- Kickstarter. If the government reckons it costs some amount to support new refugees, raise a pile of money on PledgeMe, divide it by that number, then ask the government to allow in the n refugees for which we've raised funding. In Canada, they reckon it's about $32,000 for a family of six. If it's the same here, every $32,000 raised should let in a family of six on top of existing quota. So if everybody in the country chipped in $10, that's over 1400 more families. I commit to putting in $500 if somebody sets this up. The PledgeMe should only charge us if the government holds up its side and lets people in.
- Local options. Local and regional councils should be allowed to specify refugee quotas above the current national quota where they also agree to take on the initial settlement costs. Those councils could do that through coordination with local community groups prepared to help out. If Dunedin thinks it could handle a thousand refugees, let Dunedin bring in a thousand refugees. Lots of regions seem to think they can do it.
- Community support. This is a variant on (1), above. In Canada, groups of 5 individuals can sponsor a refugee by committing to assist the refugee during the resettlement process. This wouldn't help in the current crisis because you have to pick people off of existing lists, but it could increase the quota above the current 750 without particular costs to the government.
A few necessary caveats. First, the current refugee crisis is terrible, but it would be non-trivial to really assist there. Getting refugees from Eastern Europe to here does not seem simple. Second, as visible and terrible as the current refugee situation there is, is it more terrible than refugee situations that have been endemic in Africa for ages? All of these point to overall and ongoing increases in the quota rather than targeted ones.
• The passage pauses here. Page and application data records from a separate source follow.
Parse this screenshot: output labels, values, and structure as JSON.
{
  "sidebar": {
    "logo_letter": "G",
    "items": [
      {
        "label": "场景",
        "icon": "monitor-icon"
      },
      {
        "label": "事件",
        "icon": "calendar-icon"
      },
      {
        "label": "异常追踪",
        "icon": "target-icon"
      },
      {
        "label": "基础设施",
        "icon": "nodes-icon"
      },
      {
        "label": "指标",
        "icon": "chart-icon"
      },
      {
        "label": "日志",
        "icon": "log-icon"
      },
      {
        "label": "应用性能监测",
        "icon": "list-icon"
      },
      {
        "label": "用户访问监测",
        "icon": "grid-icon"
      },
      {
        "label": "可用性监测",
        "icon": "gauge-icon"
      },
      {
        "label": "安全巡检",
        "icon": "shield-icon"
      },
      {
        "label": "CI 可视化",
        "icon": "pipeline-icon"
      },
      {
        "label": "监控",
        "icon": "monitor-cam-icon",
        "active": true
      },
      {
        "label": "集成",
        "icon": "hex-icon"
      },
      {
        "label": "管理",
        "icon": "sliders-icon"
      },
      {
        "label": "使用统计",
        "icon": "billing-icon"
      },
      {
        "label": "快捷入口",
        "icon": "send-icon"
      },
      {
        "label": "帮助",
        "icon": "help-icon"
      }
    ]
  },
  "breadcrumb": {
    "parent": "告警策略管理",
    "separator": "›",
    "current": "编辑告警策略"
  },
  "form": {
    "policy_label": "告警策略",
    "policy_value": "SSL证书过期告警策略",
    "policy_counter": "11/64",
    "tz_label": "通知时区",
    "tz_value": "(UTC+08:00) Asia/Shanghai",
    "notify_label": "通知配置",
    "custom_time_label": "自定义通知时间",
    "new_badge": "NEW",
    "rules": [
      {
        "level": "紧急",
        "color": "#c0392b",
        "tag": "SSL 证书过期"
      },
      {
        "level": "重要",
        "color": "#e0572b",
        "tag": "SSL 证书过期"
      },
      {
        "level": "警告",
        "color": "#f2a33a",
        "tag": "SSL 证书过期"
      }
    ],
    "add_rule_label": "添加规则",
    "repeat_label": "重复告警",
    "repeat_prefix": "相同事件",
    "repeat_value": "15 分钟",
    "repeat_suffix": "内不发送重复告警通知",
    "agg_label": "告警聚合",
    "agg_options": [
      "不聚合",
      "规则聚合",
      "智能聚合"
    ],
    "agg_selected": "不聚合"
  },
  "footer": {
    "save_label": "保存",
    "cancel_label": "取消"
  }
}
And remember that relaxing land use planning to allow more housing and apartment construction in places where refugees could find jobs would also help.